Exercise aim – What number of lines in the entries below include the string "JSON"? Respond with that number alone.

Extracted material –

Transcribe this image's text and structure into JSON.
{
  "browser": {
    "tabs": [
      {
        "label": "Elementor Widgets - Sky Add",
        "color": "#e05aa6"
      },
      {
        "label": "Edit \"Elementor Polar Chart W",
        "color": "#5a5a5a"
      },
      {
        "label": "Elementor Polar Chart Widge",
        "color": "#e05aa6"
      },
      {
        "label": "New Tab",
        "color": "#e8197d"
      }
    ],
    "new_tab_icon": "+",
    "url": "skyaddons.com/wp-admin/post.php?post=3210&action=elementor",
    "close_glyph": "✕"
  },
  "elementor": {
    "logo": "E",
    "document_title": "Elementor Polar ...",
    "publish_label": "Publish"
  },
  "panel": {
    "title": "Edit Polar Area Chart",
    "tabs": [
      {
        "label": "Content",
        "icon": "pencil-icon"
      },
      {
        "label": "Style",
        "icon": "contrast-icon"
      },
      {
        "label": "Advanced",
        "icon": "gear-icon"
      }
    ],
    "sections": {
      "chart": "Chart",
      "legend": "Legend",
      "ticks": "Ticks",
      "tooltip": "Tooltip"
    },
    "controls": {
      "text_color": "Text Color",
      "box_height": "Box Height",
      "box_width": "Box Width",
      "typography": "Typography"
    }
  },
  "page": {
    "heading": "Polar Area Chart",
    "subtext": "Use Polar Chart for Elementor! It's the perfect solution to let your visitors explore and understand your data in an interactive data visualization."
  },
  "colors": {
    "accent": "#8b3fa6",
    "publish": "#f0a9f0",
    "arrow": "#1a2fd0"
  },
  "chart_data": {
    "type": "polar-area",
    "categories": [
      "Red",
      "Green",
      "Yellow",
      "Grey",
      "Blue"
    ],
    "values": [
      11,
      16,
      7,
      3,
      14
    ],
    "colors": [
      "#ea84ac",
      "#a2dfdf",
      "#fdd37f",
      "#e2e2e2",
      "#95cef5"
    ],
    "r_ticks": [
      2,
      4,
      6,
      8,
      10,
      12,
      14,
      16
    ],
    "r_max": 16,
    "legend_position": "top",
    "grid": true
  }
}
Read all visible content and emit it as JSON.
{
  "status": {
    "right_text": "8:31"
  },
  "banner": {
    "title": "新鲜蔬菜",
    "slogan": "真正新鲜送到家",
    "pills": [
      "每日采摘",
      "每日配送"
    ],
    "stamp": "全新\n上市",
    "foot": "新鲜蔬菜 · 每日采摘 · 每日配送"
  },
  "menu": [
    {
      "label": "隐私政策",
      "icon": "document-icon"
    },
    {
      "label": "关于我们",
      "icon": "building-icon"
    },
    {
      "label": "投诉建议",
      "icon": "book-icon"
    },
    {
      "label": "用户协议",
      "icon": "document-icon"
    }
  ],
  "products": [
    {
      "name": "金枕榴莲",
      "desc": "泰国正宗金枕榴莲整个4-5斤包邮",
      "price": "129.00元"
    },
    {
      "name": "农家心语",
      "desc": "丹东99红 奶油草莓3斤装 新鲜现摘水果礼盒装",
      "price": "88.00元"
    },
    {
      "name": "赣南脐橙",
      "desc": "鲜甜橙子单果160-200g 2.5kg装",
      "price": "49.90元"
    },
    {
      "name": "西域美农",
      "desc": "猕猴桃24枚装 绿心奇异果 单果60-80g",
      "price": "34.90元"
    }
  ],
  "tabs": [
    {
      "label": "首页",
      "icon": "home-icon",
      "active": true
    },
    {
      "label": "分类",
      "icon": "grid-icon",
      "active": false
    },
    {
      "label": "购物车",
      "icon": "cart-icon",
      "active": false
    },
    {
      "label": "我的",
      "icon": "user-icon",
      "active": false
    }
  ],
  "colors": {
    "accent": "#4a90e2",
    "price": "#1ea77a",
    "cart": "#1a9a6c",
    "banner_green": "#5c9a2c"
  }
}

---

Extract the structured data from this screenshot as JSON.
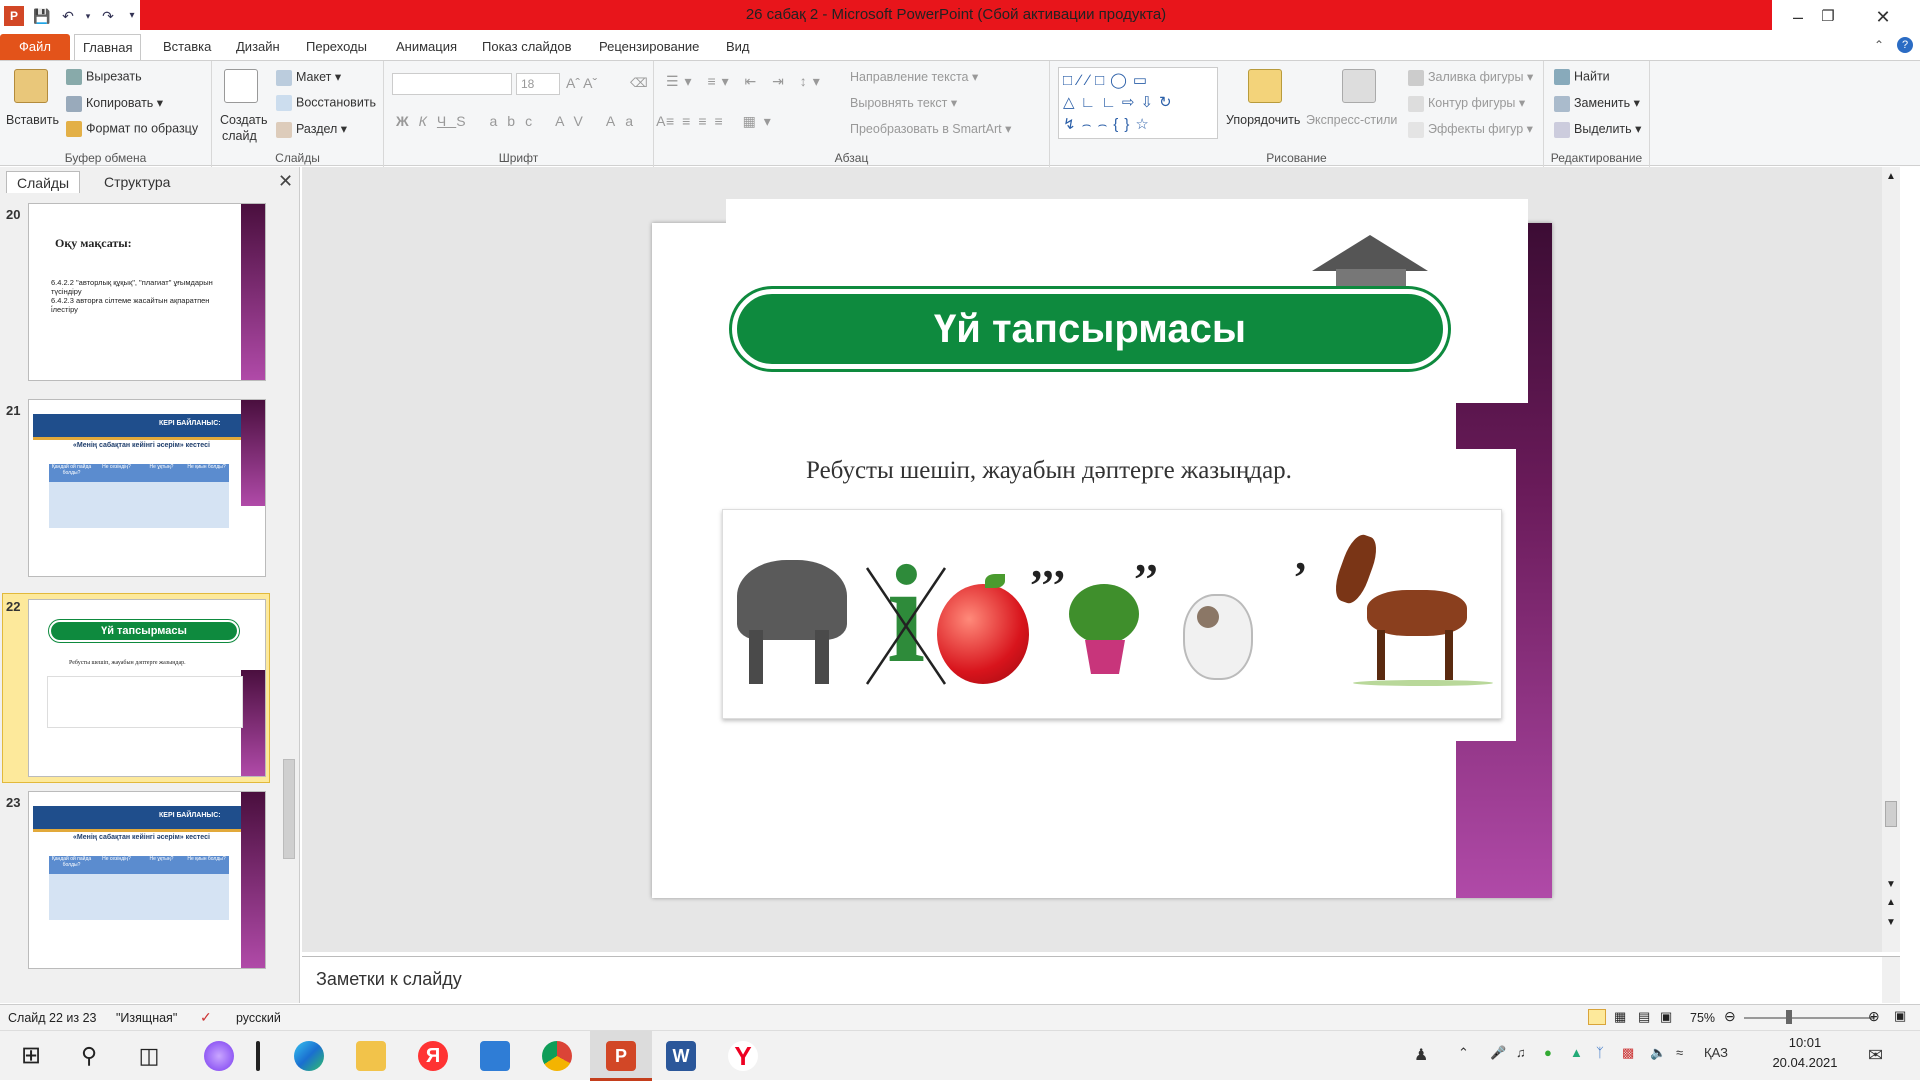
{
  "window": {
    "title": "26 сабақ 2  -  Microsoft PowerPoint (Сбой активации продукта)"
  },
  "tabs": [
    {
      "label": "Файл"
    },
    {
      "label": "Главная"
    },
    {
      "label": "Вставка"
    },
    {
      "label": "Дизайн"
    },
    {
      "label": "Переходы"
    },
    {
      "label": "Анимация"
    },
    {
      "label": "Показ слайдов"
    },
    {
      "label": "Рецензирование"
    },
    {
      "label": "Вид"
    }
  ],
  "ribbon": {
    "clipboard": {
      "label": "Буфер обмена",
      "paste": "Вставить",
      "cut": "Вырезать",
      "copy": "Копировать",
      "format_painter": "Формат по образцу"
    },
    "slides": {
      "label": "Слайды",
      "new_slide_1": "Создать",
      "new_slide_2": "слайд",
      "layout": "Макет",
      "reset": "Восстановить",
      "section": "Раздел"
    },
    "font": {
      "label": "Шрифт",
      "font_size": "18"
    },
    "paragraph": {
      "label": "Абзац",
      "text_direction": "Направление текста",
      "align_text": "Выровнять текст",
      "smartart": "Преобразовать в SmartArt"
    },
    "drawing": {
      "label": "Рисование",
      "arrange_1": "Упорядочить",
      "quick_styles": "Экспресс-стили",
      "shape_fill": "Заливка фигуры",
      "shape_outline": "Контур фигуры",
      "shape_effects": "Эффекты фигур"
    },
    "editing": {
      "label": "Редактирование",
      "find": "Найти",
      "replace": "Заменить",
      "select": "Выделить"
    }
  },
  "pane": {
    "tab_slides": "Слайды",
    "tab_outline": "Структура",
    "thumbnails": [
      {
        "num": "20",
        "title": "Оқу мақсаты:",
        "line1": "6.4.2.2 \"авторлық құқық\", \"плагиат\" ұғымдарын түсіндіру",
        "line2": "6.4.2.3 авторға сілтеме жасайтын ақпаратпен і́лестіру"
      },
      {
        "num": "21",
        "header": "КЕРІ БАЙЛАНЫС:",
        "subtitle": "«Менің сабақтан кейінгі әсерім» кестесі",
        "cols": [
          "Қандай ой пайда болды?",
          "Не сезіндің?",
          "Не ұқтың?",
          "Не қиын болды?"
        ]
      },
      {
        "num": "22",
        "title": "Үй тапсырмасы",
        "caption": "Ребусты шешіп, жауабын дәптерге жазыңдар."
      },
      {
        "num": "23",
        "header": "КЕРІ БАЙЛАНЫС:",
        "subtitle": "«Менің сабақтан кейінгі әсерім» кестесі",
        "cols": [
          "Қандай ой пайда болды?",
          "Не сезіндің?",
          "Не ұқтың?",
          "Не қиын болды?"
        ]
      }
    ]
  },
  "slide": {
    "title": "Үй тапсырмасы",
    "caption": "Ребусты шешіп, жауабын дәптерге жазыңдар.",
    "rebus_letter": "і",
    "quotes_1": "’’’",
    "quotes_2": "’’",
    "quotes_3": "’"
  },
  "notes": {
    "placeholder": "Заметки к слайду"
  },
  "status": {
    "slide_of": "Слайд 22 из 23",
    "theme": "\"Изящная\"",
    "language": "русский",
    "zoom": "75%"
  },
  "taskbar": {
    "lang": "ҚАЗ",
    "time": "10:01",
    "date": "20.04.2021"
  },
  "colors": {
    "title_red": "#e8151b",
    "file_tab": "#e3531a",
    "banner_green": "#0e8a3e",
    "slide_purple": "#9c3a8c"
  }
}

Finished exercise – 3